KIU Western Campus – The “Training of Trainers” (ToT) Grants Training Workshop at KIU Western Campus has come to a close today April 20.
The workshop, which started on Monday, April 17, gathered Deans, Associate Deans. Heads of Department, Lecturers and Assistant lecturers, to skill them in grants and proposal writing techniques.
One of the highlights of the closing day of the closing day were online presentations from Dr. Umar Yahya of the Intellectual Property Rights (IPR) Center of Excellence, Entrepreneurship and Innovation, who talked about the importance of Intellectual Property as well as Dr. Janice Busingye, the Deputy Vice-Chancellor Finance and Administration at KIU, who held a Q & A session with the participants.
Dr. Yahya, in his presentation, explained the origins and motive of starting up the IPR Center of Excellence.
“The whole innovation center idea came about as a result of research that was done on the innovation hubs around the country and we identified that most of them, if not all of them, have weaknesses that result into these hubs not innovating real, novel solutions,” he said.
He added that the university has experts in many areas it is teaching, meaning that it is well-grounded in the specific domains and it is the innovation part that the center of excellence takes care of.
“When these ideas (from research) get to the center, coupled with our expertise, the center now transforms them and fine-tunes them,” he explained.
He added that the center is going to try and patch up the huge gap that exists not only at KIU but in other institutions through its 5 core programs.
These include knowledge and skills transfer programme, research and innovation training programme, knowledge transfer associates programme, intellectual property management and commercialization plus business incubation and consultancy.
He expressed concern that after an idea is put through the paces and finally published, the process ends there instead of putting it to greater use.
“We have been accustomed to research, publish – research, publish.
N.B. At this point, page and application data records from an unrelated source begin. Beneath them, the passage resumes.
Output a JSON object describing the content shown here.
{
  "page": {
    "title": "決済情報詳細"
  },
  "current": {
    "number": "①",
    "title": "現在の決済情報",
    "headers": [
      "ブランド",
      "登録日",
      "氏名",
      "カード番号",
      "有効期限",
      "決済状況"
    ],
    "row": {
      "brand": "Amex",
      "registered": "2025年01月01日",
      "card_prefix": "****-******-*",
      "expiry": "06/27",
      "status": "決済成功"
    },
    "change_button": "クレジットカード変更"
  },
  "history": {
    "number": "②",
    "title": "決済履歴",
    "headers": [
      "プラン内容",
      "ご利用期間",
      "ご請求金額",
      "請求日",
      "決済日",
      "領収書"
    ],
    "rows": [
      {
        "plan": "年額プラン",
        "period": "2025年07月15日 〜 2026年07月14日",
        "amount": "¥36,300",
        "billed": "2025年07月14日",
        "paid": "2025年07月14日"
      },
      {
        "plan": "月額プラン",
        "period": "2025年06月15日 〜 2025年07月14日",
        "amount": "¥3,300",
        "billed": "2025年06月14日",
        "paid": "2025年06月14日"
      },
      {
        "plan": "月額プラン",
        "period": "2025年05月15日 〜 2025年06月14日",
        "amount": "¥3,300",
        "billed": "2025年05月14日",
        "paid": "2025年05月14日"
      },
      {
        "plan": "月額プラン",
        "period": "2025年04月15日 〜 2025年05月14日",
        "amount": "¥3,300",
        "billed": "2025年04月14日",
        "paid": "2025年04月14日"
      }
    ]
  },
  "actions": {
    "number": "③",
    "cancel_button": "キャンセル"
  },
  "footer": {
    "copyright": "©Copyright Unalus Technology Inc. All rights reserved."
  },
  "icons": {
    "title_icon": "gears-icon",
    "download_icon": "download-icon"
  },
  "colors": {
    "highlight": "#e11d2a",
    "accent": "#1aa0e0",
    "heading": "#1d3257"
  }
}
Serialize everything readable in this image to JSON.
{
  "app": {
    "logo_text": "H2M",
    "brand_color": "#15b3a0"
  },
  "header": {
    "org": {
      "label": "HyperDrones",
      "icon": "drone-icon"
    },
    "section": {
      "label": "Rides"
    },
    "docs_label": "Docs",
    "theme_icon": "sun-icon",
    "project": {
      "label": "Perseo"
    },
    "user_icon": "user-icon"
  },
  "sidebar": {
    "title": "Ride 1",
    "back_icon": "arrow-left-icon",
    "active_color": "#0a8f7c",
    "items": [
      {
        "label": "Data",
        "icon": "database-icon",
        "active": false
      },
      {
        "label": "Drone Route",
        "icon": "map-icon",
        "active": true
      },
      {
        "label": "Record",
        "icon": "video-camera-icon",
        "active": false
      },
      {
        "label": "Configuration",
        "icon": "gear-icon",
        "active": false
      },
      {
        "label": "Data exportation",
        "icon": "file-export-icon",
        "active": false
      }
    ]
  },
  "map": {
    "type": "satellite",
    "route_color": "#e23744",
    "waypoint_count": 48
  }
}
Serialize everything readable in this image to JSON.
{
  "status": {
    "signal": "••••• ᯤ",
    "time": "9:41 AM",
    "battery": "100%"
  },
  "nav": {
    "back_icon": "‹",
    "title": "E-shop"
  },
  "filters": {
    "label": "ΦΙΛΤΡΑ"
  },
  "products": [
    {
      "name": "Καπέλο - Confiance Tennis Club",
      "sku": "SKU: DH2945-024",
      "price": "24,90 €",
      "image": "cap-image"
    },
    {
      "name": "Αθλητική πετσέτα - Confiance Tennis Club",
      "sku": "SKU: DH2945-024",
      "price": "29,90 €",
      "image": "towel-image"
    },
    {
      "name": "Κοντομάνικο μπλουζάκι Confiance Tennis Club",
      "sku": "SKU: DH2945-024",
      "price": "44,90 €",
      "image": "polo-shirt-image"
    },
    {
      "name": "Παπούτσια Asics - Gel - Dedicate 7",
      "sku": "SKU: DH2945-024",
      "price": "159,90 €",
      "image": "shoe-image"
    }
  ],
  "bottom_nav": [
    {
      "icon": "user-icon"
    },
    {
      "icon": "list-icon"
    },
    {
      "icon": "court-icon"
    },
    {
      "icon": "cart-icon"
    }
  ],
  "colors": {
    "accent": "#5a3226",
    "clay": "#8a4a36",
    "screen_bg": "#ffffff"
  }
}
Even a saying was coined that either publish or perish,” he mused.
“But today, I want us to adopt the additional saying of publish, patent or perish. So, instead of just ending at publishing, we should also say protect,” he added.
His presentation was followed by a Q & A session held by Dr. Janice Busingye, who took questions about the pathway a grant takes right from the donor to the researcher and the various machinations of utilizing the grant.